-- DATA follows --

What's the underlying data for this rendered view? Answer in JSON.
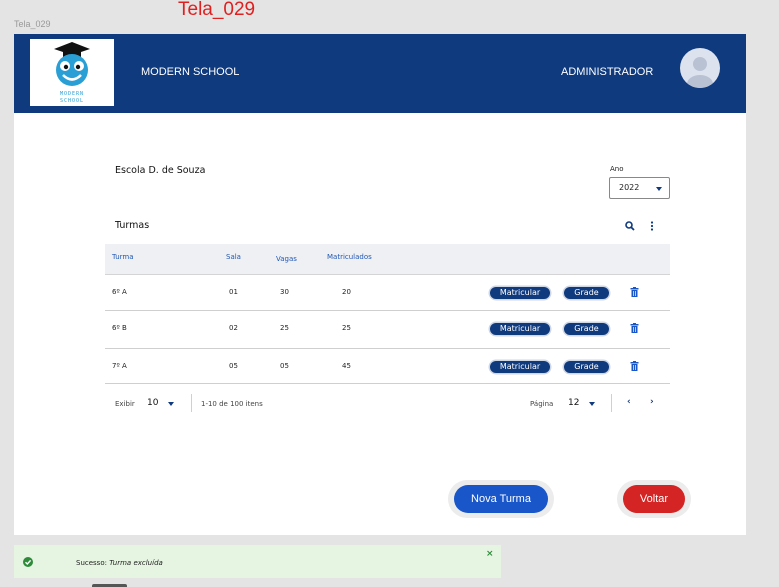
{
  "frame": {
    "label": "Tela_029",
    "title": "Tela_029"
  },
  "header": {
    "logo_text_line1": "MODERN",
    "logo_text_line2": "SCHOOL",
    "school_name": "MODERN SCHOOL",
    "user_role": "ADMINISTRADOR"
  },
  "main": {
    "school": "Escola D. de Souza",
    "year_label": "Ano",
    "year_value": "2022",
    "section_title": "Turmas"
  },
  "table": {
    "headers": [
      "Turma",
      "Sala",
      "Vagas",
      "Matriculados"
    ],
    "rows": [
      {
        "turma": "6º A",
        "sala": "01",
        "vagas": "30",
        "matriculados": "20"
      },
      {
        "turma": "6º B",
        "sala": "02",
        "vagas": "25",
        "matriculados": "25"
      },
      {
        "turma": "7º A",
        "sala": "05",
        "vagas": "05",
        "matriculados": "45"
      }
    ],
    "enroll_label": "Matricular",
    "grid_label": "Grade"
  },
  "pagination": {
    "show_label": "Exibir",
    "page_size": "10",
    "range_text": "1-10 de 100 itens",
    "page_label": "Página",
    "page_value": "12",
    "prev": "‹",
    "next": "›"
  },
  "actions": {
    "new_class": "Nova Turma",
    "back": "Voltar"
  },
  "toast": {
    "prefix": "Sucesso:",
    "message": "Turma excluída",
    "close": "×"
  },
  "colors": {
    "primary": "#0f3a7e",
    "danger": "#d42424",
    "button_blue": "#1856c9",
    "success": "#2e8b3a"
  }
}
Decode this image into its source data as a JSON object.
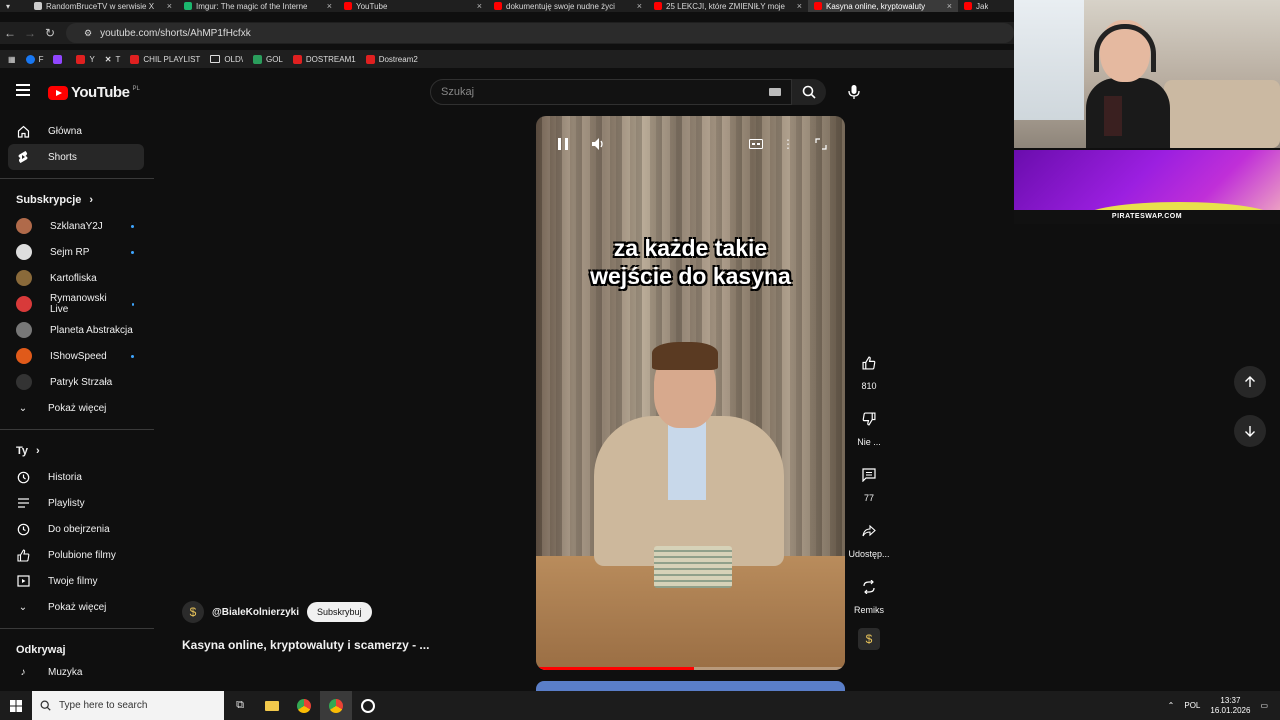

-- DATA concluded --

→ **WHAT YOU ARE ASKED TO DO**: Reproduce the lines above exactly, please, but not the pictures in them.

→ **TASK RESPONSE**:
What's the underlying data for this rendered view? Answer in JSON.
{
  "frame": {
    "label": "Tela_029",
    "title": "Tela_029"
  },
  "header": {
    "logo_text_line1": "MODERN",
    "logo_text_line2": "SCHOOL",
    "school_name": "MODERN SCHOOL",
    "user_role": "ADMINISTRADOR"
  },
  "main": {
    "school": "Escola D. de Souza",
    "year_label": "Ano",
    "year_value": "2022",
    "section_title": "Turmas"
  },
  "table": {
    "headers": [
      "Turma",
      "Sala",
      "Vagas",
      "Matriculados"
    ],
    "rows": [
      {
        "turma": "6º A",
        "sala": "01",
        "vagas": "30",
        "matriculados": "20"
      },
      {
        "turma": "6º B",
        "sala": "02",
        "vagas": "25",
        "matriculados": "25"
      },
      {
        "turma": "7º A",
        "sala": "05",
        "vagas": "05",
        "matriculados": "45"
      }
    ],
    "enroll_label": "Matricular",
    "grid_label": "Grade"
  },
  "pagination": {
    "show_label": "Exibir",
    "page_size": "10",
    "range_text": "1-10 de 100 itens",
    "page_label": "Página",
    "page_value": "12",
    "prev": "‹",
    "next": "›"
  },
  "actions": {
    "new_class": "Nova Turma",
    "back": "Voltar"
  },
  "toast": {
    "prefix": "Sucesso:",
    "message": "Turma excluída",
    "close": "×"
  },
  "colors": {
    "primary": "#0f3a7e",
    "danger": "#d42424",
    "button_blue": "#1856c9",
    "success": "#2e8b3a"
  }
}
Decode this image into its source data as a JSON object.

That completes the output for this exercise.